Know the Signs
Heat stress, heat rash, heat cramps, heat exhaustion, and heatstroke are all heat-related illnesses that can occur at the construction site. It is important to have properly trained safety personnel on hand to monitor workers and if necessary provide first aid to any worker presenting symptoms for any of these illnesses. Symptoms can arise quickly so it’s also important to train your workers so they also monitor themselves and their coworkers and empower them to notify a supervisor and take the appropriate steps if they feel they or a coworker is becoming ill.
Thousands of workers every year are affected by heat-related illnesses every year. Heatstroke can cause major damage to your organs including your heart, liver, and kidney. It can also cause damage to muscles, blood disorders, and death. Heat exhaustion can cause workers to be less alert which can result in other construction-related injuries. By taking the above precautions most heat-related illnesses can be prevented or caught in enough time to treat and avoid serious injury or death.
Be sure to check back later in the week when we discuss tips for employers to protect their workers from suffering heat illness.

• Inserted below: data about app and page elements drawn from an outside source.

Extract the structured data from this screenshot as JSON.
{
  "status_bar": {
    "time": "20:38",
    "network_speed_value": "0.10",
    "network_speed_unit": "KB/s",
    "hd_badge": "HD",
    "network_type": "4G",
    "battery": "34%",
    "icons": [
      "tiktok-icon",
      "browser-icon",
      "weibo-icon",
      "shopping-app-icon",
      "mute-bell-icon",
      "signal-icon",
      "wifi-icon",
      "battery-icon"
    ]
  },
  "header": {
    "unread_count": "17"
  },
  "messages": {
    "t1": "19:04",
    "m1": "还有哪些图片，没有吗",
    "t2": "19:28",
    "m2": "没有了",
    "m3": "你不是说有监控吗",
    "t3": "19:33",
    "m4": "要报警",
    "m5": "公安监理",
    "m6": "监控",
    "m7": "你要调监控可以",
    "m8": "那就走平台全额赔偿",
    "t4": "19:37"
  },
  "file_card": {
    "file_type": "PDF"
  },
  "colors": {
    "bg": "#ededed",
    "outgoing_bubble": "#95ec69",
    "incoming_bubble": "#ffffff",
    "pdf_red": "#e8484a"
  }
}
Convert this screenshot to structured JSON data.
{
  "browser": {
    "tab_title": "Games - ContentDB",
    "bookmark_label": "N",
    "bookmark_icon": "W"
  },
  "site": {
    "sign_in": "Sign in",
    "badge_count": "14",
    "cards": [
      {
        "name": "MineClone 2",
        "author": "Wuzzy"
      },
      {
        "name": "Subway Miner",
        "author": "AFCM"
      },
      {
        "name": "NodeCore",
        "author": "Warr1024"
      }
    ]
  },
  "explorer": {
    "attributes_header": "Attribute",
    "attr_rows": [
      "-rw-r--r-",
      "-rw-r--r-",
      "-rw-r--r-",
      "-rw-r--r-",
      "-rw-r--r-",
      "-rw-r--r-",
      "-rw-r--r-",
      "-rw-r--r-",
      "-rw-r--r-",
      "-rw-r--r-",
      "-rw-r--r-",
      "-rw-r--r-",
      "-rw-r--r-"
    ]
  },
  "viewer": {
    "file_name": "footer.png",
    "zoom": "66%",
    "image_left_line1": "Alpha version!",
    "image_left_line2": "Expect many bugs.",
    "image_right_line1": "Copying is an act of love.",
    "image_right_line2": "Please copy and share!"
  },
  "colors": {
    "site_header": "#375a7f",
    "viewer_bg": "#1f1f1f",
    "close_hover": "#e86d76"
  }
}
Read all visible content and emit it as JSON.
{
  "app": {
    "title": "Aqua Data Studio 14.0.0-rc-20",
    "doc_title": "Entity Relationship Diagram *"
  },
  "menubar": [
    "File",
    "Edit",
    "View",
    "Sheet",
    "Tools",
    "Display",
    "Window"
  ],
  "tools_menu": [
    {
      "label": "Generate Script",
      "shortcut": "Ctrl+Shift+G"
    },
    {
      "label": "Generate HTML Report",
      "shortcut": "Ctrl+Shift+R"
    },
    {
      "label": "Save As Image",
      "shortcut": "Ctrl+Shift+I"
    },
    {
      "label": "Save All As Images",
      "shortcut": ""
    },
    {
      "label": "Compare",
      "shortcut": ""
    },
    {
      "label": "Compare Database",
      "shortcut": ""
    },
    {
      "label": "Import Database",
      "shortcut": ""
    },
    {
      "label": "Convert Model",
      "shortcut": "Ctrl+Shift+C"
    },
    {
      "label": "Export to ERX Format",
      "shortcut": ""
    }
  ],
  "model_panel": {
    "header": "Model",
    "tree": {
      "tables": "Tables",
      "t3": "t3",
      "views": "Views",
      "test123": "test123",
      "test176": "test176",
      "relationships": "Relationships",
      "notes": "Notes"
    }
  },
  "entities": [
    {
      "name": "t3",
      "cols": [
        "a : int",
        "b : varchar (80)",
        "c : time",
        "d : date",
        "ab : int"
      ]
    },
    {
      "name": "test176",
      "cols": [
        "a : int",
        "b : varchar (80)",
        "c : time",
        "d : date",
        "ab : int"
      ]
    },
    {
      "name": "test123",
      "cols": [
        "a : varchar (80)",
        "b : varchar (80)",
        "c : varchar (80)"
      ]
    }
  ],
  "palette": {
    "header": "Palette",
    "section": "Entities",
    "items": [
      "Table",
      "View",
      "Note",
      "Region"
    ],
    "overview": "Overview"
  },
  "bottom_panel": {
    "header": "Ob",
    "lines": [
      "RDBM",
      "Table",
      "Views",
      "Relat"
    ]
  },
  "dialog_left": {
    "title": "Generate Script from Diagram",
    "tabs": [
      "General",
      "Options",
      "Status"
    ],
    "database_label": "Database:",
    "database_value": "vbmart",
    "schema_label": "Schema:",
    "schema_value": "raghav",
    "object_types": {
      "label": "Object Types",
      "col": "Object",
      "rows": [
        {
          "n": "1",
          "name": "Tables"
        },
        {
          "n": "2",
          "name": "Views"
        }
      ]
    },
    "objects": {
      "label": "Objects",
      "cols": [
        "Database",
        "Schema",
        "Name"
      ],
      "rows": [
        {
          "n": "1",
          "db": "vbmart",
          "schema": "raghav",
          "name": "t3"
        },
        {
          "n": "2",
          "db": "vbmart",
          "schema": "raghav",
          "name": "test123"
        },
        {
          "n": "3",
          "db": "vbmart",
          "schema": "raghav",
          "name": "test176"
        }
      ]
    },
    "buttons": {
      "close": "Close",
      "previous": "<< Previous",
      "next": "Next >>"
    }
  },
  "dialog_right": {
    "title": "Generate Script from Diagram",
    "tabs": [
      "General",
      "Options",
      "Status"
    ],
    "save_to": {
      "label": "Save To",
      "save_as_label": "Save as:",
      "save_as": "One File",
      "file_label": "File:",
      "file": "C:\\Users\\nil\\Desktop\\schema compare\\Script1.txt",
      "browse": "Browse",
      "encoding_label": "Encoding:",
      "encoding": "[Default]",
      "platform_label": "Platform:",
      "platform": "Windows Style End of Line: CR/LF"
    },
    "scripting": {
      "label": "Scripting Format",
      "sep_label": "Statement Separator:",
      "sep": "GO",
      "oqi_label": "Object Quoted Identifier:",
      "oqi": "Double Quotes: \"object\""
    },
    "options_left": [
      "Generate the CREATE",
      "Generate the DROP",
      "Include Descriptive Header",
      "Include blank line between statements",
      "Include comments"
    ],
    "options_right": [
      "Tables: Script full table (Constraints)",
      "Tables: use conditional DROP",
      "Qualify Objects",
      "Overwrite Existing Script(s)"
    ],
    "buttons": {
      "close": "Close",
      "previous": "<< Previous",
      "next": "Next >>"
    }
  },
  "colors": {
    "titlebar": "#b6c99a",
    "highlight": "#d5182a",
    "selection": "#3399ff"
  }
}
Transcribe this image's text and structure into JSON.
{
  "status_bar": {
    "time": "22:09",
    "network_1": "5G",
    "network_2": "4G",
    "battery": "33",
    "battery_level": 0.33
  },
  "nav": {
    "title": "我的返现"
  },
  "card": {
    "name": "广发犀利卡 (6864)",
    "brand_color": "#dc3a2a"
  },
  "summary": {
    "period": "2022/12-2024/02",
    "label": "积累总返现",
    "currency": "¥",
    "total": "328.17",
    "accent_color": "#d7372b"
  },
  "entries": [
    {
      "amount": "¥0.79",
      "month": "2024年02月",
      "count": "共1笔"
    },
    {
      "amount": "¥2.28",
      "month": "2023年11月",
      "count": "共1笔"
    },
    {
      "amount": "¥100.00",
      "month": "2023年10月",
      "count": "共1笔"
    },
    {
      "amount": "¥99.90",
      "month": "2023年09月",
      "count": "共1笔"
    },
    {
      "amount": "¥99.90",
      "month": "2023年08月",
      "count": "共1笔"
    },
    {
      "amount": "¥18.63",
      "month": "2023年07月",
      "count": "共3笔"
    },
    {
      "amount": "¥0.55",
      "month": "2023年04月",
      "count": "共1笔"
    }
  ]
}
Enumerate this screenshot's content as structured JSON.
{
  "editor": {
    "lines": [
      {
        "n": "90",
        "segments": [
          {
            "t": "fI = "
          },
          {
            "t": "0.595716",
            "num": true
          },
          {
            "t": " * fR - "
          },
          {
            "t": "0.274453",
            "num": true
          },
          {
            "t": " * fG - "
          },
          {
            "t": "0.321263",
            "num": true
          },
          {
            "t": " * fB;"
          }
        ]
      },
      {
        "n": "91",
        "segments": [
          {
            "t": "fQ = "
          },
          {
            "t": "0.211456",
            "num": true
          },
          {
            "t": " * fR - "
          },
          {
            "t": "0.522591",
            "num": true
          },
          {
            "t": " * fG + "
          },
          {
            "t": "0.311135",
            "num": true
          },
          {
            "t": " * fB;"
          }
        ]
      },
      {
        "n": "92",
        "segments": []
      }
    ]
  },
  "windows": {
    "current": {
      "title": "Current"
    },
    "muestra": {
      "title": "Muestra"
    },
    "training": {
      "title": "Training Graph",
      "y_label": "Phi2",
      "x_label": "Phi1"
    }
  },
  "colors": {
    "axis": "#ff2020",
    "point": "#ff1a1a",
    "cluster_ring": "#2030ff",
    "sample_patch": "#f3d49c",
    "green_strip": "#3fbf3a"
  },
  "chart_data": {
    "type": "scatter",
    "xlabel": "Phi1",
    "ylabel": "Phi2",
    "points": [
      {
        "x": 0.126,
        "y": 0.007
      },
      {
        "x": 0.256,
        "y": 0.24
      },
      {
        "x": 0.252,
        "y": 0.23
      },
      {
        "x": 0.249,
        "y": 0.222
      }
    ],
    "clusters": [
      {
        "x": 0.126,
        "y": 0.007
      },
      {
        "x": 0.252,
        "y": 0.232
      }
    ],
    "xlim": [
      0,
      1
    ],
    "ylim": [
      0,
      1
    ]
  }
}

About Kendall Jones
Kendall Jones is the Editor in Chief at ConstructConnect. He has been writing about the construction industry for years, covering a wide range of topics from safety and technology to industry news and operating insights.